The first of these cuts came by reducing maintenance for their power lines; this basically meant that the old power lines, transmission towers, and transformer substations would continue to operate, even as they deteriorated. Furthermore, all clearing of brush and debris from beneath major power lines was terminated. Major forest fires ensued, due to failing electric lines falling onto flammable debris that was never cleared from under the lines. Also, California has refused to remove dead trees and dry brush; failed to allow controlled burns; and neglected the thinning of forests (per the recommendations of the Forestry Service for the last 40 years) – all due to the demands of environmentalists – with the result that these forests have become veritable tinderboxes, just waiting to be ignited.

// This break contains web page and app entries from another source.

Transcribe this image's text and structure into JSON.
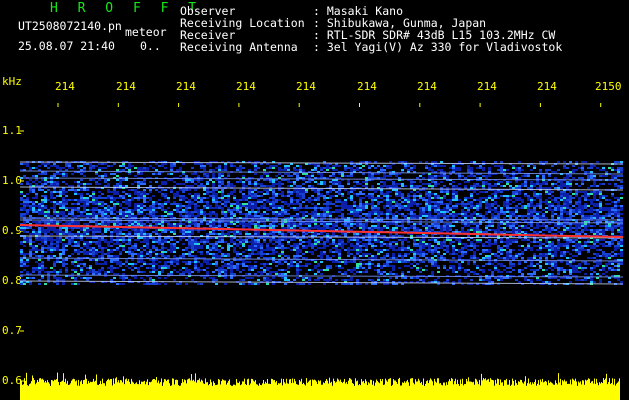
{
  "header": {
    "title": "H R O F F T",
    "filename": "UT2508072140.pn",
    "type_label": "meteor",
    "datetime": "25.08.07 21:40",
    "count": "0..",
    "labels": [
      "Observer",
      "Receiving Location",
      "Receiver",
      "Receiving Antenna"
    ],
    "values": [
      ": Masaki Kano",
      ": Shibukawa, Gunma, Japan",
      ": RTL-SDR SDR# 43dB L15 103.2MHz CW",
      ": 3el Yagi(V) Az 330 for Vladivostok"
    ]
  },
  "axes": {
    "y_unit": "kHz",
    "y_ticks": [
      "1.1",
      "1.0",
      "0.9",
      "0.8",
      "0.7",
      "0.6"
    ],
    "x_ticks": [
      "214",
      "214",
      "214",
      "214",
      "214",
      "214",
      "214",
      "214",
      "214",
      "2150"
    ]
  },
  "colors": {
    "text": "#ffffff",
    "title": "#19e619",
    "axis": "#ffff00",
    "signal": "#ff3030"
  }
}
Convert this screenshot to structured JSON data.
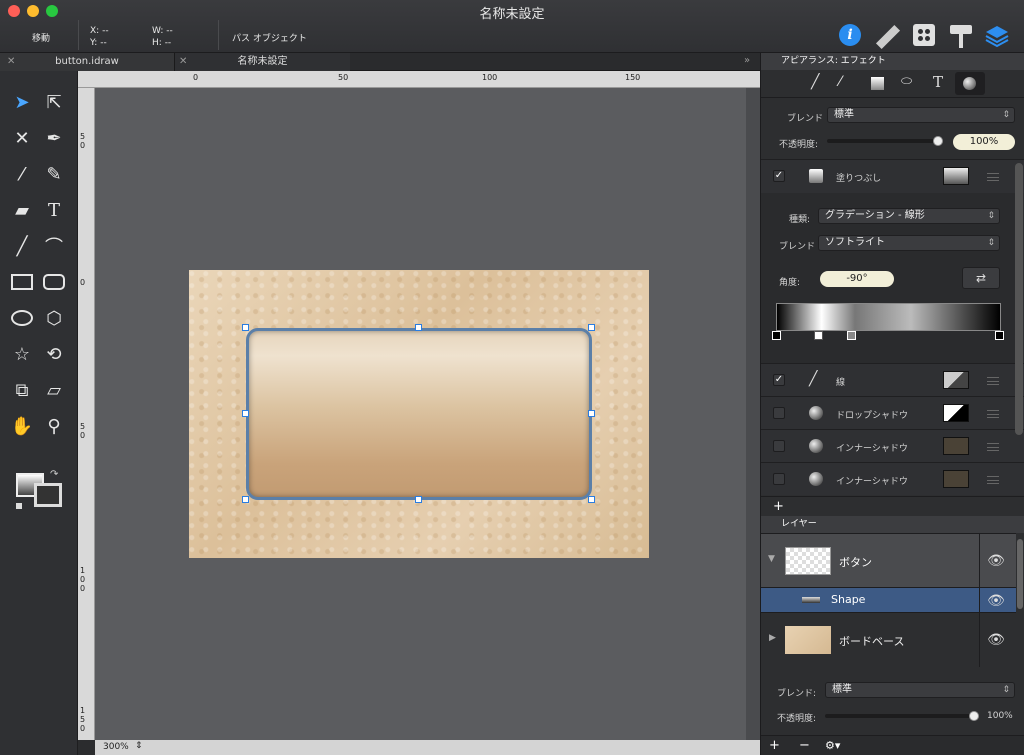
{
  "window": {
    "title": "名称未設定"
  },
  "toolbar": {
    "mode": "移動",
    "x_label": "X:",
    "x_val": "--",
    "y_label": "Y:",
    "y_val": "--",
    "w_label": "W:",
    "w_val": "--",
    "h_label": "H:",
    "h_val": "--",
    "selection": "パス オブジェクト",
    "icons": [
      "info-icon",
      "ruler-icon",
      "grid-icon",
      "paint-roller-icon",
      "layers-icon"
    ]
  },
  "tabs": [
    {
      "label": "button.idraw"
    },
    {
      "label": "名称未設定"
    }
  ],
  "rulers": {
    "h": [
      "0",
      "50",
      "100",
      "150"
    ],
    "v": [
      "50",
      "0",
      "50",
      "100",
      "150"
    ]
  },
  "status": {
    "zoom": "300%"
  },
  "appearance": {
    "header": "アピアランス: エフェクト",
    "blend_label": "ブレンド",
    "blend_value": "標準",
    "opacity_label": "不透明度:",
    "opacity_value": "100%",
    "opacity_level": 1.0,
    "fill": {
      "label": "塗りつぶし",
      "checked": true
    },
    "type_label": "種類:",
    "type_value": "グラデーション - 線形",
    "fill_blend_label": "ブレンド",
    "fill_blend_value": "ソフトライト",
    "angle_label": "角度:",
    "angle_value": "-90°",
    "stroke": {
      "label": "線",
      "checked": true
    },
    "effects": [
      {
        "label": "ドロップシャドウ",
        "checked": false
      },
      {
        "label": "インナーシャドウ",
        "checked": false
      },
      {
        "label": "インナーシャドウ",
        "checked": false
      }
    ],
    "add": "+"
  },
  "layers": {
    "header": "レイヤー",
    "items": [
      {
        "name": "ボタン"
      },
      {
        "name": "Shape"
      },
      {
        "name": "ボードベース"
      }
    ],
    "blend_label": "ブレンド:",
    "blend_value": "標準",
    "opacity_label": "不透明度:",
    "opacity_value": "100%",
    "opacity_level": 1.0,
    "add": "+",
    "remove": "−",
    "gear": "⚙▾"
  }
}
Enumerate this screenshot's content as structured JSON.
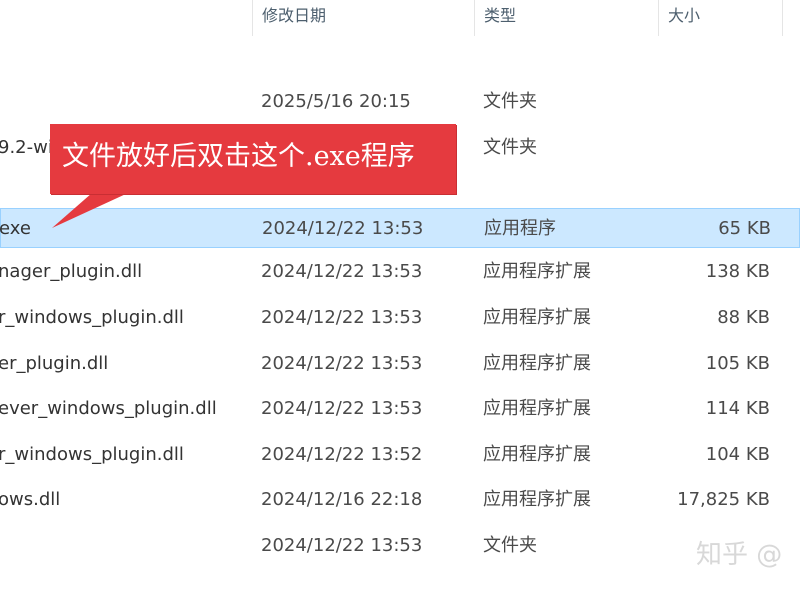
{
  "columns": {
    "date": "修改日期",
    "type": "类型",
    "size": "大小"
  },
  "rows": [
    {
      "name": "",
      "date": "2025/5/16 20:15",
      "type": "文件夹",
      "size": ""
    },
    {
      "name": "9.2-wi",
      "date": "",
      "type": "文件夹",
      "size": ""
    },
    {
      "name": "exe",
      "date": "2024/12/22 13:53",
      "type": "应用程序",
      "size": "65 KB"
    },
    {
      "name": "nager_plugin.dll",
      "date": "2024/12/22 13:53",
      "type": "应用程序扩展",
      "size": "138 KB"
    },
    {
      "name": "r_windows_plugin.dll",
      "date": "2024/12/22 13:53",
      "type": "应用程序扩展",
      "size": "88 KB"
    },
    {
      "name": "er_plugin.dll",
      "date": "2024/12/22 13:53",
      "type": "应用程序扩展",
      "size": "105 KB"
    },
    {
      "name": "ever_windows_plugin.dll",
      "date": "2024/12/22 13:53",
      "type": "应用程序扩展",
      "size": "114 KB"
    },
    {
      "name": "r_windows_plugin.dll",
      "date": "2024/12/22 13:52",
      "type": "应用程序扩展",
      "size": "104 KB"
    },
    {
      "name": "ows.dll",
      "date": "2024/12/16 22:18",
      "type": "应用程序扩展",
      "size": "17,825 KB"
    },
    {
      "name": "",
      "date": "2024/12/22 13:53",
      "type": "文件夹",
      "size": ""
    }
  ],
  "selected_row": 2,
  "callout": {
    "text": "文件放好后双击这个.exe程序",
    "color": "#e53a3f"
  },
  "watermark": "知乎 @"
}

In 2020, California wildfires created 125% more carbon dioxide than California produces from all other sources. Gavin Newson can claim all he wants that these fires were started by “climate change” – perhaps in an attempt to ward off criminal or civil suits against government actors – but it has become blatantly obvious that it is the policies of the state that have been responsible for bringing about these calamities. There can be no justifiable excuse for California’s failure to act as a caring custodian of nature.
To add insult to injury, the electric companies have had to shutter and dismantle their gas-turbine generating facilities, in order to transfer their operating budgets to wind turbines and solar cells. The result is that the state no longer has enough electric production capacity to provide for its requirements during peak periods of power consumption (especially when the wind does not blow and the sun does not shine).
California must now routinely purchase electricity from surrounding states, which is hypocritical, since it means that CO2 production in those states would have to rise. Or do California policy-makers believe that the CO2 emissions in other states somehow fail to harm the environment as much as California’s own emissions? And are Californians supposed to believe that the emissions of California’s neighbors somehow manage to stop at the border, leaving California totally unaffected?
Ironically, the twofold truth is this: 1) that California produces less than 1% of the world’s total carbon dioxide emissions (half of which is from power plants and transportation vehicles); and 2) that complete carbon neutrality in these areas would have little or no impact upon the pattern of CO2 emissions worldwide.
Dennis Dowling is a chemical engineer by training, with BS and MS degrees from Texas A&M. An employee of Exxon Chemical Company for 32 years, he performed a variety of roles within the Baytown, Texas, Chemical Plant – from Design Engineer to Operations and Maintenance Manager – and within the Baytown Olefins plant working as Engineering and Maintenance Manager. Along the way, Dennis worked two stints in the Exxon Chemical Headquarters coordinating the North American Olefins Operations as well as serving as Senior Business Planner in the Olefins Division. For several years, Dennis worked on the redesign and implementation of Exxon Chemical’s key business processes around the globe.